Obviously, Dean needs to be the nuttiest member of this crew, but right now, the story of the show is pretty much just people relating to him in two ways: utter skepticism (Stewart, Claire) and utter adoration (everyone else). The only way The Grinder will get funnier is if it brings some more nuance to that portrayal and lets some of the other characters do stuff that’s a bit loopier or weirder or flawed.
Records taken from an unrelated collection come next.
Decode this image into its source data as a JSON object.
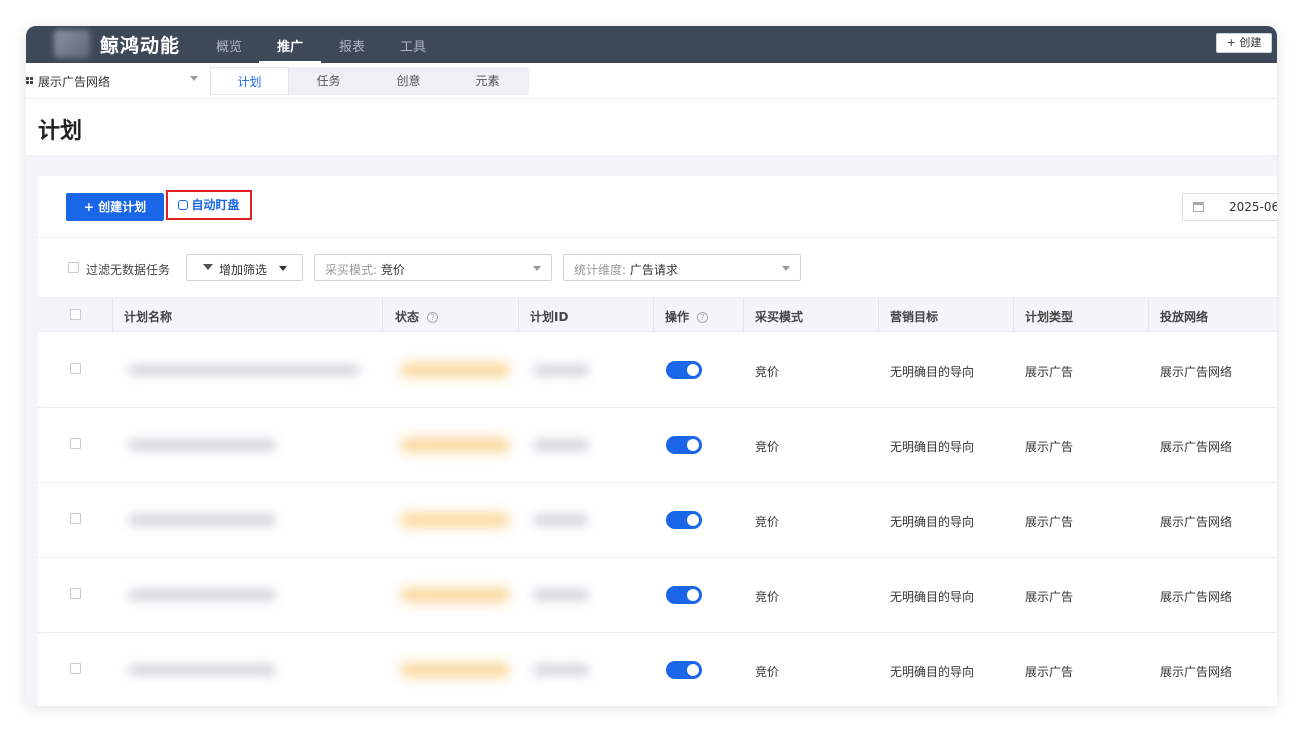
{
  "topbar": {
    "brand": "鲸鸿动能",
    "nav": [
      "概览",
      "推广",
      "报表",
      "工具"
    ],
    "active_nav": "推广",
    "create_button": "+ 创建"
  },
  "subnav": {
    "network_select": "展示广告网络",
    "tabs": [
      "计划",
      "任务",
      "创意",
      "元素"
    ],
    "active_tab": "计划"
  },
  "page": {
    "title": "计划"
  },
  "toolbar": {
    "create_plan": "+ 创建计划",
    "auto_monitor": "自动盯盘",
    "date_value": "2025-06-"
  },
  "filters": {
    "hide_empty_label": "过滤无数据任务",
    "add_filter": "增加筛选",
    "purchase_mode_label": "采买模式:",
    "purchase_mode_value": "竞价",
    "dimension_label": "统计维度:",
    "dimension_value": "广告请求"
  },
  "table": {
    "columns": [
      "计划名称",
      "状态",
      "计划ID",
      "操作",
      "采买模式",
      "营销目标",
      "计划类型",
      "投放网络"
    ],
    "rows": [
      {
        "purchase_mode": "竞价",
        "goal": "无明确目的导向",
        "plan_type": "展示广告",
        "network": "展示广告网络",
        "enabled": true
      },
      {
        "purchase_mode": "竞价",
        "goal": "无明确目的导向",
        "plan_type": "展示广告",
        "network": "展示广告网络",
        "enabled": true
      },
      {
        "purchase_mode": "竞价",
        "goal": "无明确目的导向",
        "plan_type": "展示广告",
        "network": "展示广告网络",
        "enabled": true
      },
      {
        "purchase_mode": "竞价",
        "goal": "无明确目的导向",
        "plan_type": "展示广告",
        "network": "展示广告网络",
        "enabled": true
      },
      {
        "purchase_mode": "竞价",
        "goal": "无明确目的导向",
        "plan_type": "展示广告",
        "network": "展示广告网络",
        "enabled": true
      }
    ]
  },
  "colors": {
    "primary": "#1a66e8",
    "topbar": "#3d4858",
    "highlight_border": "#e0201f"
  }
}
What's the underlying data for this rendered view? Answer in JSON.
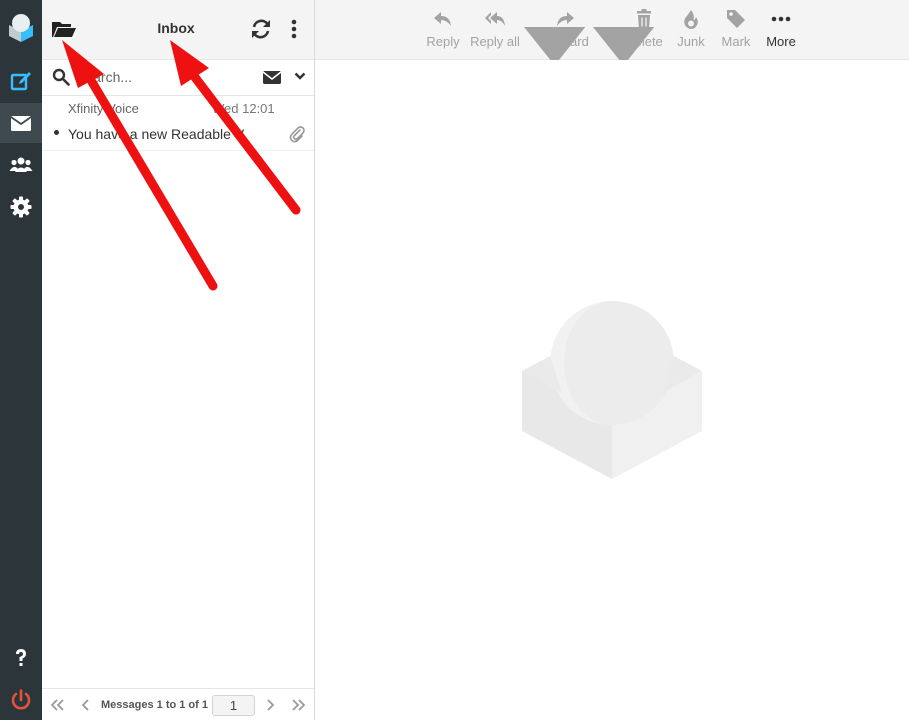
{
  "list": {
    "title": "Inbox",
    "search_placeholder": "Search...",
    "messages": [
      {
        "from": "Xfinity Voice",
        "date": "Wed 12:01",
        "subject": "You have a new Readable V"
      }
    ]
  },
  "pager": {
    "count_text": "Messages 1 to 1 of 1",
    "page": "1"
  },
  "toolbar": {
    "reply": "Reply",
    "reply_all": "Reply all",
    "forward": "Forward",
    "delete": "Delete",
    "junk": "Junk",
    "mark": "Mark",
    "more": "More"
  },
  "colors": {
    "rail_bg": "#2c363a",
    "accent": "#37beff",
    "danger": "#e0533a",
    "arrow": "#ee1111"
  },
  "icons": {
    "rail": [
      "logo-icon",
      "compose-icon",
      "mail-icon",
      "contacts-icon",
      "settings-icon",
      "help-icon",
      "logout-icon"
    ]
  }
}
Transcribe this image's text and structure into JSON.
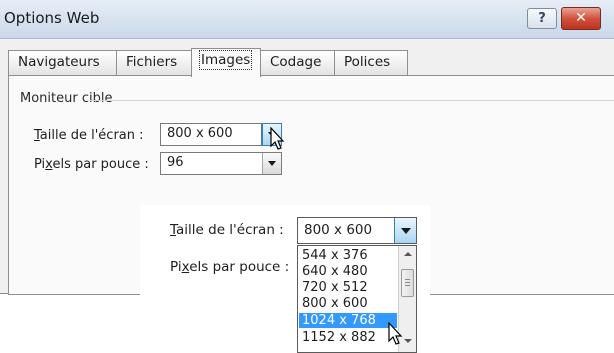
{
  "window": {
    "title": "Options Web",
    "help_label": "?",
    "close_label": "✕"
  },
  "tabs": [
    {
      "label": "Navigateurs"
    },
    {
      "label": "Fichiers"
    },
    {
      "label": "Images",
      "active": true
    },
    {
      "label": "Codage"
    },
    {
      "label": "Polices"
    }
  ],
  "group": {
    "label": "Moniteur cible"
  },
  "screen_size": {
    "label_prefix": "T",
    "label_rest": "aille de l'écran :",
    "value": "800 x 600"
  },
  "pixels_per_inch": {
    "label_a": "Pi",
    "label_u": "x",
    "label_b": "els par pouce :",
    "value": "96"
  },
  "zoom": {
    "screen_size_value": "800 x 600",
    "options": [
      "544 x 376",
      "640 x 480",
      "720 x 512",
      "800 x 600",
      "1024 x 768",
      "1152 x 882"
    ],
    "selected_option": "1024 x 768"
  },
  "colors": {
    "selection": "#3399ff",
    "close_button": "#c9452f",
    "titlebar": "#d6e2ef"
  }
}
I’d like to see Debbie or one of the kids get genuinely pissed at Dean, or Stewart appreciate something Dean does from the start while everyone else doesn’t get it. Hopefully, this is just one of those new-show problems and things will get more fleshed-out, but right now, The Grinder still doesn’t feel much less two-dimensional than the fake legal drama it’s so eager to parody.

Other notes:

  • Getting hired for one scene in a fake TV show within a TV show is probably one of the weirder guest slots you can book as an actor, but it was nice to see Emmanuelle Chriqui in a role that wasn’t “token killjoy on Entourage.”
  • How Dean can tell someone’s using him for his fame: “They had that sort of Donner Party look in their eyes, like I was a steak they wanted to eat.”
  • Brandon, the sick, Grinder-loving kid at the party, looked like he might somehow be related to Fred Savage, but as far as I can tell, it’s just a resemblance. (In real life, Stewart’s kids would probably be a lot less blonde and wispy-looking, but hey, it’s TV.)
  • Dean can only relate to the concept of humility by thinking of Mark Harmon in Summer School.
  • The plotline of Steve Little’s Todd fearing he’ll get “written off the show” in real life was a clever one, but sadly kind of disappeared mid-episode, presumably cut for time. Hopefully we’ll see it continue into next week.
  • The Grinder (along with time-slot buddy Grandfathered) has been picked up for six more episodes, so look forward to at least a solid half-season with the Sanderson clan. They’re taking next week off for the World Series, though.